At a previous job, I was guilty of this offense.
The topic was software testing. I had never been a software tester. I knew little about the craft. But I wrote about it, day after day, pretending as I did. Soon, I realized that a different approach would yield better results for both quality and quantity. Instead of writing everything myself, I would get our product team, our engineers, and our executives to contribute content. These people really knew the space. I also started interviewing the top authors and speakers in the software testing space.
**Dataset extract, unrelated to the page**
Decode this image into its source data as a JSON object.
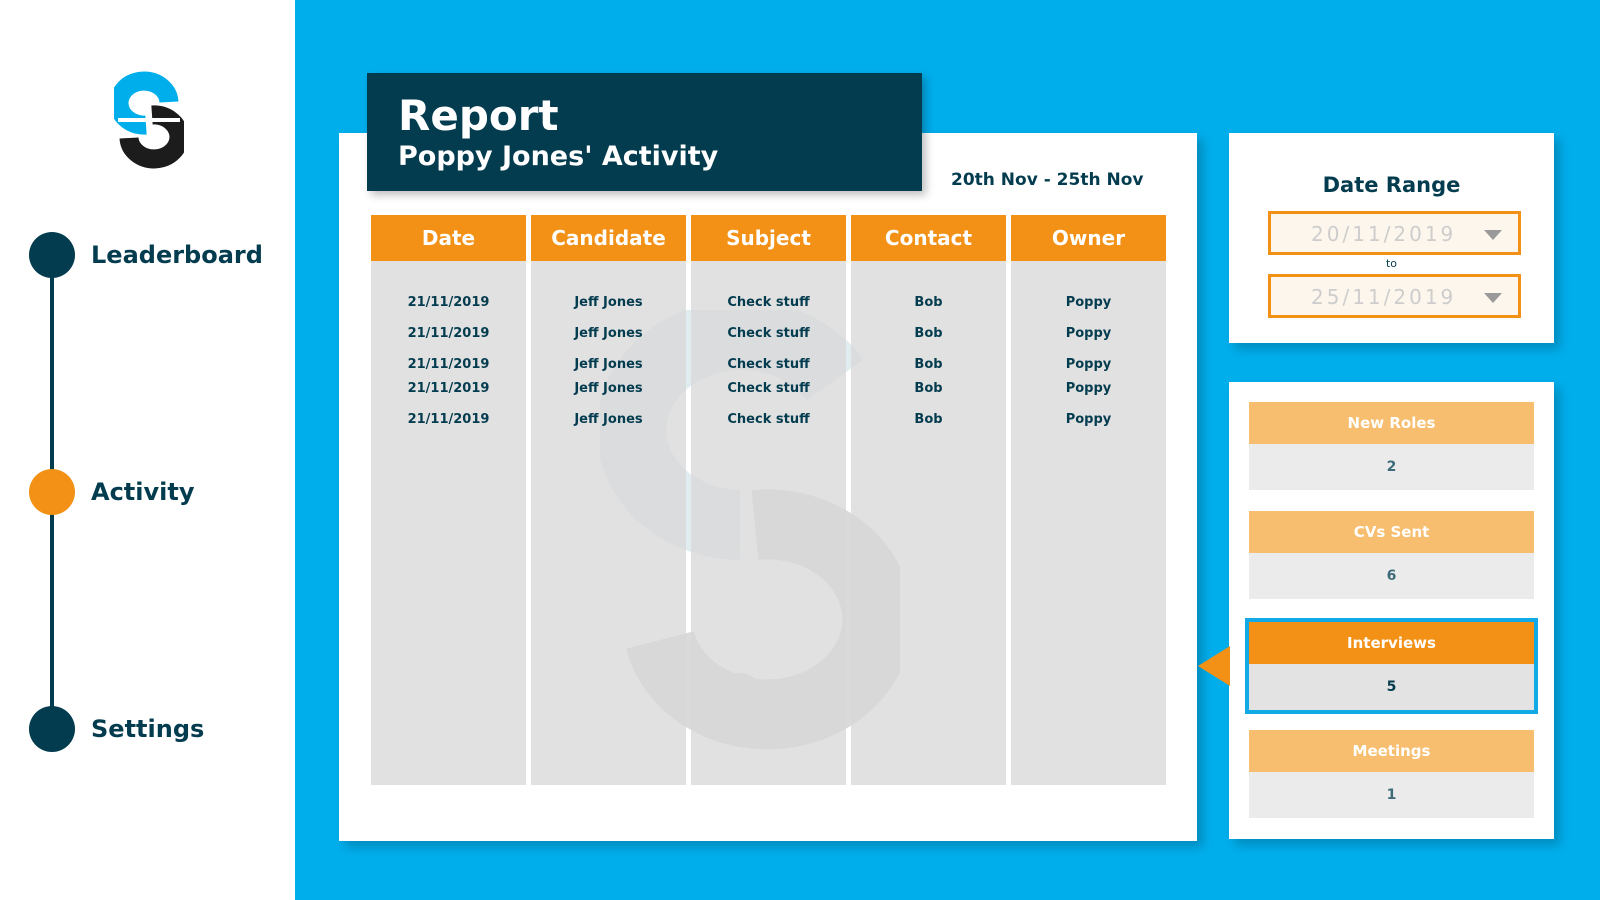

They knew even more.
Before long, we were churning out true thought-leadership content — on a daily basis — from true subject matter experts.
If the goal of content is to position your brand as a trusted authority (and this IS the goal), then it cannot be faked, and it cannot be the result of one person’s efforts.
Spoiler alerts ahead! Though the Bible is said to be the Word of God, it’s commonly accepted by religious scholars that the books were written by numerous authors over the course of several centuries (depending on the version, of course). What makes the Bible and other religious texts such great examples of content communities isn’t the fact that numerous authors were involved; it’s that the stories were told with such consistency. Without prior knowledge, it would be very hard to tell that multiple people played a part in its creation.
Not only is this true of the language and tone, but also in regards to the teachings, lessons, and general philosophy. It’s a seamless story, told by multiple people, which in some cases has been adapted and re-purposed over thousands of years. It’s really quite remarkable.
Obsession with tone and style is one factor that prevents modern-day brands from telling a larger story.
- see themselves as the only ones who “get it”
- are unable to hand off their story to anyone else
- may have tried letting other people contribute, but they dislike content delivered by outsiders
Rarely can they articulate why? Here’s the worst part, though: when these people leave the organization, the brand story leaves with them. The entire content operation was dependent on them. Everything will need to be rebuilt from scratch.
As a brand, you want your story to be told through the ages (or at least a few decades). You don’t want it to be dependent on 1-2 people. You want a brand vision so well-defined and well-documented that hundreds or even thousands of people are able to be a part of it. It’s a lofty goal in terms of content marketing, but why not set your sights a little higher than page views and backlinks?
Common Themes in Content Communities
With each of these examples, we’ve identified a few common themes to running a successful, scalable content operation:
- Quality AND Quantity: Nowhere did we mention having to decide between quality and quality. These examples showed that both can be achieved.
- Multiple contributors: None of these examples relied too heavily on one person (even God had some help)
- Consistency: All examples showed how consistency across tone, style, and story can be achieved
- Role of the Editor: Most importantly, each example showed how critical the role of the managing editor was, and the importance of delegation
Today, although rare, you can find modern examples of brands that are putting these principles into action. Our goal is to help you become one of them.
Content Communities: Same As It Ever Was
Over the next few years, you’re going to hear us talk A LOT about content communities: a method of publishing that combines in-house talent, freelance writers, and industry thought leaders. Much of it will seem new and maybe even a bit trendy. But just remember that this is the way great content has always been written. There’s truly nothing new under the sun.